EPA confirms registration, safety of Seresto collar
Agency asks Elanco to change labeling, reporting, and outreach efforts to maintain approval
August 15, 2023
The Environmental Protection Agency (EPA) announced July 13 that the Seresto flea and tick collar will remain on the market after completing a multi-year review of the pet collar. Comprehensive data from the review showed that these collars continue to meet EPA's standards under the Federal Insecticide, Fungicide, and Rodenticide Act (FIFRA) while providing flea and tick prevention for dogs and cats, and lice control for dogs.
At the same time, the EPA is requiring Elanco Animal Health, maker of the Seresto collar, to implement additional measures that will alert veterinarians and consumers of potential risks and provide more information about how to prevent and report adverse reactions from Seresto collars. The new measures will also improve the quality of adverse incident data reported to EPA to aid in the continued review of this product, according to the agency.
Since its launch in 2013, more than 41 million Seresto collars have been sold in the U.S. In 2022, the estimated incidence of adverse events in the U.S. following exposure to the Seresto collar was approximately 0.116%, which equates to approximately one animal with a reported adverse event for every 1,000 collars distributed in the U.S.
The Seresto collar, first developed by Bayer and now sold by Elanco, faced increased scrutiny, including a Congressional inquiry and class action lawsuits, following a March story by the Midwest Center for Investigative Reporting and USA Today. The reporting alleged the collars were responsible for 1,700 deaths of pets and about 1,000 incidents of harm to humans since being introduced in 2012.
The EPA began an in-depth review in 2021 of the Seresto-related incidents reported to its Incident Data System.
The EPA analyzed all incidents that reported death for Seresto. This included 1,400 deaths reported to the EPA from 2016-20, which represent 2% of all Seresto incidents reported for these years. In many of the death-related incidents, critical details of the incident were often missing, preventing the Agency from determining the cause of the death, the agency says.
"The only reported deaths that were found to be 'probably' or 'definitely' related to Seresto product use were associated with mechanical strangulation or trauma caused by the collar, often associated with a failure of the release mechanism," according to the EPA.
For all other deaths, the EPA did not identify cases with a probable or definite association between collar use and death, often because of other factors, such as an existing medical condition.
The EPA also analyzed all nonlethal incidents, such as neurological symptoms.
"In some incidents with moderate or severe clinical signs, removal of the collar seemed to alleviate symptoms and/or reapplication of the collar coincided with a reoccurrence of symptoms," the agency says.
To help with the continued review of Seresto collars and raise awareness among veterinary professionals and the public about potential risks from pesticide products used on pets, Elanco has agreed to take the following actions:

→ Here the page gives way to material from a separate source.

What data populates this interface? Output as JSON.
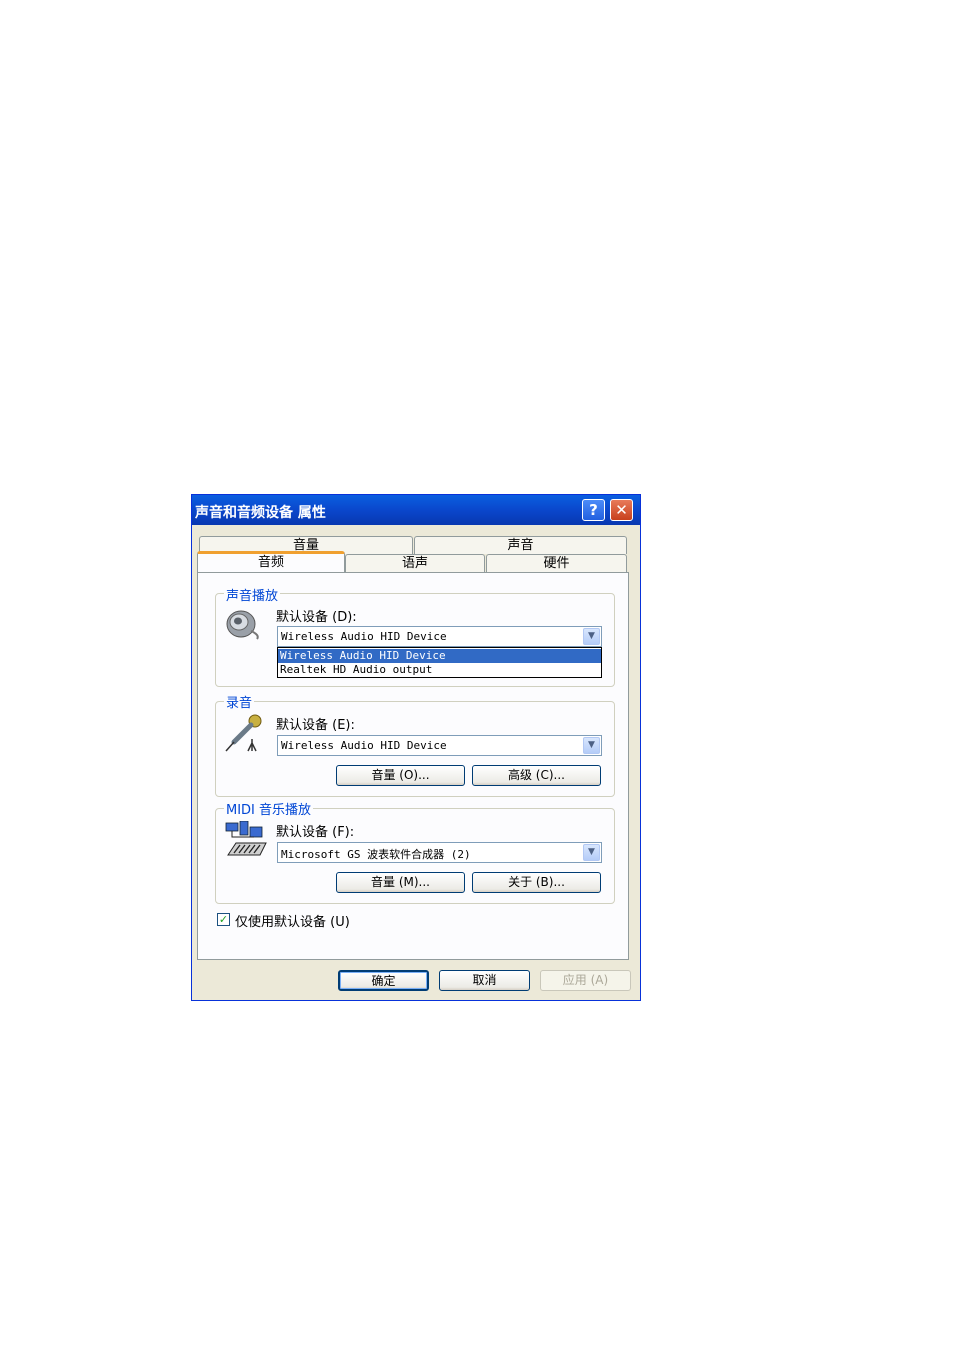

Include label warnings on Seresto collars that describe common adverse effects that have been reported, along with instructions to remove the collar if those effects occur and instructions on how to report the incident.
Develop an outreach program to more effectively communicate with veterinarians and the public on the risks of using the product and other similar pesticides on pets.
Pursue additional information to ensure that complete details of each adverse event are captured. The Seresto pet collar registration has also been split into two registrations, one for cats and one for dogs, to make comparison of incident data across products easier in the future.
Report incident and sales data to EPA on an annual basis. Evaluate potential changes to the emergency release mechanism of Seresto pet collars to prevent death by strangulation or choking. The company must submit a report of this effort within one year.
The EPA has limited its current approval of Seresto collar registrations to five years. The company must implement the new registration requirements by the next printing of Seresto pet collar labels, which must happen by July 2024.
Pets should be monitored for side effects or signs of sensitivity after putting on the collar, according to the EPA. More commonly reported adverse events include itching for dogs and hair changes near the cat collar application site. Less common adverse events include neurological symptoms, such as convulsions or ataxia.
In case of an adverse event, owners should report the incident on EPA's website or contact the National Pesticide Information Center, which is staffed by individuals trained in responding to pesticide exposure incidents, including those involving pets.
A version of this story appears in the October 2023 print issue of JAVMA